Optical Guitars: Sound and Light - Raman Kashyap
October 20, 2011
Explore how NSERC-funded research is using fibre optics to re-discover the guitar. Featuring the work of Raman Kashyap (École Polytechnique de Montréal).
|Dr. Raman Kashyap||
My father was an eminent surgeon and a very great inventor. Actually, he was a great inventor, and I think he opened the doors for me. I have him to blame. He encouraged me to try to solve problems, physical problems, and come up with solutions myself, although he must have known the solutions himself. So I ended up filing my first patent when I was 13 years old.
The story goes back a long time. My daughter, when she was three years old, she started playing the cello. And it was a very heavy, big instrument. So I – and she said, you know, this is a heavy instrument. So I said maybe we can make it light. So what's lighter than light? And it just so turned out and developed like that, that we realized that we could replace the strings of the – all the strings of the guitar with one single fibre.
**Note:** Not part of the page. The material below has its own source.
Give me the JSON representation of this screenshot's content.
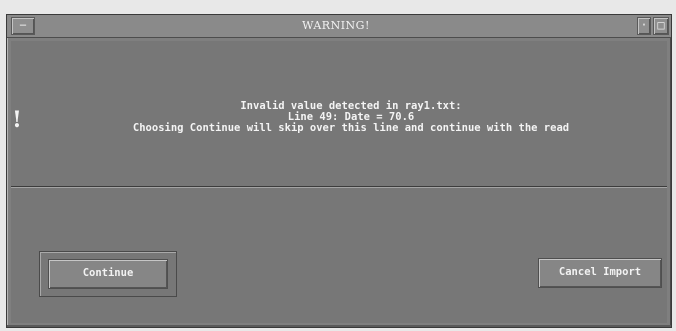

So let's take the example of a normal guitar string. How does it make a sound? It makes a sound by stretching the string between two points and tensioning it, and it's a certain length. And that determines the frequency with which it oscillates. And when it oscillates – when you pluck it, it'll oscillate, and it'll set up a sound wave. And this sound wave is through the movement of atoms, the air that is around the string.
Now, how do we translate this into light, into a light pick-up? And we do this by launching light into this optical fibre, which we now replace the string with. And what happens is that there are many rays of light that are going inside this fibre. And what we are interested in is how the difference in the time that light takes to reach the output of the fibre, how that varies as a function of time. We are picking up the difference in the change in length of the output, or the time of arrival of light at the output, from between these two rays of light. And when we look at the difference, the variation in that, that is giving us the signature of the vibration of that string.
I think in particular the Discovery Grants Program has been a key cornerstone of research. It's a small amount of money, but it lasts a long time, over many years. This has also been an envy of a lot of people, even in America, because they have to fight for their money very hard because that includes all sorts of different things. This is a small amount of money which allows you to engage maybe a research assistant or a couple of PhD students and work with them over the long term. And this has also been instrumental in building this optical guitar that you've seen today.